(Dataset content)

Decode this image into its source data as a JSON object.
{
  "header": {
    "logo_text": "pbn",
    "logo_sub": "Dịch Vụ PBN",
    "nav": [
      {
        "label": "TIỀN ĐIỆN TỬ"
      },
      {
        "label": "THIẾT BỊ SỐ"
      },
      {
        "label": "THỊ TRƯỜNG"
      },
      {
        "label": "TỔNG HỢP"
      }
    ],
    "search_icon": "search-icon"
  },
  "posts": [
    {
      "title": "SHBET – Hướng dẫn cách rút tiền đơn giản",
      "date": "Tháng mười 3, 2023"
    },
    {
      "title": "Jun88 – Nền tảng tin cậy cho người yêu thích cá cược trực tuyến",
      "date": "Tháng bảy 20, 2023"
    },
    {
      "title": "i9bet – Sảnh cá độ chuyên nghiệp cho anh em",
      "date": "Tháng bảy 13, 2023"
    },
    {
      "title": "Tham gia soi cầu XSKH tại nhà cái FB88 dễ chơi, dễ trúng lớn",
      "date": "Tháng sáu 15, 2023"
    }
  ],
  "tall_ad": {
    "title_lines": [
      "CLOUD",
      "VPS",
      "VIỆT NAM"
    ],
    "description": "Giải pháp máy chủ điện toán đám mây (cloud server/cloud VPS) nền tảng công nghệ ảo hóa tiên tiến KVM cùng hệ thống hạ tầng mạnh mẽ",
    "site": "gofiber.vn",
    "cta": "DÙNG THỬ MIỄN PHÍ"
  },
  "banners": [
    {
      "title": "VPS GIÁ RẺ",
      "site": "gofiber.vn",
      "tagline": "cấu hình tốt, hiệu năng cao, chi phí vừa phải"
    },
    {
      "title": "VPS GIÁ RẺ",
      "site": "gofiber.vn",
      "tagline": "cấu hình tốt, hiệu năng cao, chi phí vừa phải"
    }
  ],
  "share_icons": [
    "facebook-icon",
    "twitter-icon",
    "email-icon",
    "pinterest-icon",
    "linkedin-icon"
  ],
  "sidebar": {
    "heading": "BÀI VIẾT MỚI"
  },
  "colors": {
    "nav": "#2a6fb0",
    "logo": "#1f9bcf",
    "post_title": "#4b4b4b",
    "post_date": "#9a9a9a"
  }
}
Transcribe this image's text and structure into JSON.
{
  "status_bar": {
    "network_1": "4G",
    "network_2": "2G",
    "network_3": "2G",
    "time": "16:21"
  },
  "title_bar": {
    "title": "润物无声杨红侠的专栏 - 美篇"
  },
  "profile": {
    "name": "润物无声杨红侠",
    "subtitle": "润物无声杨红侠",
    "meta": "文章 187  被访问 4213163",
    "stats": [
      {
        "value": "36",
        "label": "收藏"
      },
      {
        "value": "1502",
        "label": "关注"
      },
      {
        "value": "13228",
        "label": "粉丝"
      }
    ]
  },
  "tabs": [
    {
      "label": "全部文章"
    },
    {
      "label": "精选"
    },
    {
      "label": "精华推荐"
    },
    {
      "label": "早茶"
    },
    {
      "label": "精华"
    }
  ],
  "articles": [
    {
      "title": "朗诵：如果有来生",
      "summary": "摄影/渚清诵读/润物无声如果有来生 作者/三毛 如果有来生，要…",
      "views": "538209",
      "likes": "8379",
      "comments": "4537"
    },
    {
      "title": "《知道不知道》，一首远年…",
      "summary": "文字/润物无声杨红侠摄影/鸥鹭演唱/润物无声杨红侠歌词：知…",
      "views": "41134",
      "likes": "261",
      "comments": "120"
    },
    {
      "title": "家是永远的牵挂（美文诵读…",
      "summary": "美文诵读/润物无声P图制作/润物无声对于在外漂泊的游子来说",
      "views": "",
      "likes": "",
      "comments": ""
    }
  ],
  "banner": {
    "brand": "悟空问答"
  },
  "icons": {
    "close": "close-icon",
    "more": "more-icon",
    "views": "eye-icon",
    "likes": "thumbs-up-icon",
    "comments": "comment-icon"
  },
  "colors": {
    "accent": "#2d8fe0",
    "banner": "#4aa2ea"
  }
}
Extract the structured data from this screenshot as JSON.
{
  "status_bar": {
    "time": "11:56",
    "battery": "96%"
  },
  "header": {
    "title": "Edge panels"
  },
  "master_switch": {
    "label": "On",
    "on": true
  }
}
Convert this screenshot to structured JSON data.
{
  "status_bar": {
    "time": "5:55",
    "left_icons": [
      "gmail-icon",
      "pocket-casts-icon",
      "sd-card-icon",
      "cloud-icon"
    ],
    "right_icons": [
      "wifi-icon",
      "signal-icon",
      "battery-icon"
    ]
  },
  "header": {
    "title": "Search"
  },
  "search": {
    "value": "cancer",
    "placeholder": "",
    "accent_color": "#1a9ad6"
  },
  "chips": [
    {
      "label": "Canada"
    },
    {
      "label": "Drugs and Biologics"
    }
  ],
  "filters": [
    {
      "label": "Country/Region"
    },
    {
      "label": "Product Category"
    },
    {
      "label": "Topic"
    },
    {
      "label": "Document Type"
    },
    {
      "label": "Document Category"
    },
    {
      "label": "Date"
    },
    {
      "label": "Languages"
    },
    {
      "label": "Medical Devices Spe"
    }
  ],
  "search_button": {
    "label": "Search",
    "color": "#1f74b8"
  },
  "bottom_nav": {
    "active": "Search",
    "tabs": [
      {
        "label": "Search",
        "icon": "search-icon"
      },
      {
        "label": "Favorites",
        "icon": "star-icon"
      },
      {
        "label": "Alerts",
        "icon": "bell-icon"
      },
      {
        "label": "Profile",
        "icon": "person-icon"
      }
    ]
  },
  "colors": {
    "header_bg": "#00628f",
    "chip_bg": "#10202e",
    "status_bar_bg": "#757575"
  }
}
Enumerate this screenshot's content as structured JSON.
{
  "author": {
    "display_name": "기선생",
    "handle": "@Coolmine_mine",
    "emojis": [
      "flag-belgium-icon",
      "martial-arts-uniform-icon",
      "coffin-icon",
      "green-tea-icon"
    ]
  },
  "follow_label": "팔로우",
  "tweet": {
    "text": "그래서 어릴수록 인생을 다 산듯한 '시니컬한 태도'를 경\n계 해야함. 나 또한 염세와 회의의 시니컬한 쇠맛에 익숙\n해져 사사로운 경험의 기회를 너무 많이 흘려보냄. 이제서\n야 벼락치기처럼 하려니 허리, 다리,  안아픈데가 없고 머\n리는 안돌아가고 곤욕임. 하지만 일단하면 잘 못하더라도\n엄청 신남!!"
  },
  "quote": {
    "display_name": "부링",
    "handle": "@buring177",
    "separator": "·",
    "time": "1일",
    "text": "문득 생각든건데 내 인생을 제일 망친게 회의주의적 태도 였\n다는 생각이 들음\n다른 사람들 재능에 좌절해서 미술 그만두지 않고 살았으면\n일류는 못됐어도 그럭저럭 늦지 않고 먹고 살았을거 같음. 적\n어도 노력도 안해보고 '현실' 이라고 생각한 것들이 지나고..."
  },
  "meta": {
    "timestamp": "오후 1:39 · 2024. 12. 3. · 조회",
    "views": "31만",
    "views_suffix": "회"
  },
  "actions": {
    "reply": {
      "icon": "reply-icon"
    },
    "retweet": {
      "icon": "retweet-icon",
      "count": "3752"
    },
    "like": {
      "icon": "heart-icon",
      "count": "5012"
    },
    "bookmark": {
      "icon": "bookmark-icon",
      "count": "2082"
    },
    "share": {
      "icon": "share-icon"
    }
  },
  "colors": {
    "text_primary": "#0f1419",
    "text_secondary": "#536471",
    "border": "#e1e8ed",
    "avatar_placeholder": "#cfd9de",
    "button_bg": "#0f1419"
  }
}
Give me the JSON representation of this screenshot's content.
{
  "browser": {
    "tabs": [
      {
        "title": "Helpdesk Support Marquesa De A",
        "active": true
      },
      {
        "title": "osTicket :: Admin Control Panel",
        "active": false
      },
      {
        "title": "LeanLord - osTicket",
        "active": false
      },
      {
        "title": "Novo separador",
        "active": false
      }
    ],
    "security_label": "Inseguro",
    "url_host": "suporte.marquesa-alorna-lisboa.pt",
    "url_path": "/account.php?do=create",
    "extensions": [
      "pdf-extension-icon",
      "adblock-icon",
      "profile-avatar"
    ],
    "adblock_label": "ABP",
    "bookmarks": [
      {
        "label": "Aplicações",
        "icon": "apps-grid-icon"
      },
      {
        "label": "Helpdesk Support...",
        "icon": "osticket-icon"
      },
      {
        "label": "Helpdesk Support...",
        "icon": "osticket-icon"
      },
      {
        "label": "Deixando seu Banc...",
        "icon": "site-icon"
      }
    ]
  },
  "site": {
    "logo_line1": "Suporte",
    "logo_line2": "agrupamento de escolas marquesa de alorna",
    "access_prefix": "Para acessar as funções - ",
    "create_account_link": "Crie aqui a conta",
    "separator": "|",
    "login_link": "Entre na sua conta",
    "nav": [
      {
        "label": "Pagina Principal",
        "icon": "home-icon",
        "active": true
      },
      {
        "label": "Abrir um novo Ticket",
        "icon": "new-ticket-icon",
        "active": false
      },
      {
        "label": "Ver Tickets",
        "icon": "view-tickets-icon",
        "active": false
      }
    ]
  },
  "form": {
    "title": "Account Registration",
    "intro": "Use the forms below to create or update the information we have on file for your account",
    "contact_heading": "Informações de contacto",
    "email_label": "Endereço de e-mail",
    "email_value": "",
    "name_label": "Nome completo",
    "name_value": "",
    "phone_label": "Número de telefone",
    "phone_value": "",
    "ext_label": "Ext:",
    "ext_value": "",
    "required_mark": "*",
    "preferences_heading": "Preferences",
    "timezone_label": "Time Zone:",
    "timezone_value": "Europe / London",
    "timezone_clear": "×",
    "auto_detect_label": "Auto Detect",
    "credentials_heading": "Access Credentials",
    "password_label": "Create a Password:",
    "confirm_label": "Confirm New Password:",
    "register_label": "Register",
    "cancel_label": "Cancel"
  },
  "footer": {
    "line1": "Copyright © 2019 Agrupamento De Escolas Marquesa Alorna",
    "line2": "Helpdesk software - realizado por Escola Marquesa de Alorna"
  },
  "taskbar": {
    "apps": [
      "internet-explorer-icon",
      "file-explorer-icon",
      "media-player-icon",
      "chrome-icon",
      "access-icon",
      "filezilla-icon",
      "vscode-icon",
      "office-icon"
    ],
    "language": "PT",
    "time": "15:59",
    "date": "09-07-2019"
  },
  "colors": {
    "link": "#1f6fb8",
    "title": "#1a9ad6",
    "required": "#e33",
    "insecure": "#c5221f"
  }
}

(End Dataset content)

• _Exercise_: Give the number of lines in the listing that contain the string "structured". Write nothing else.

• _Exercise response_: 3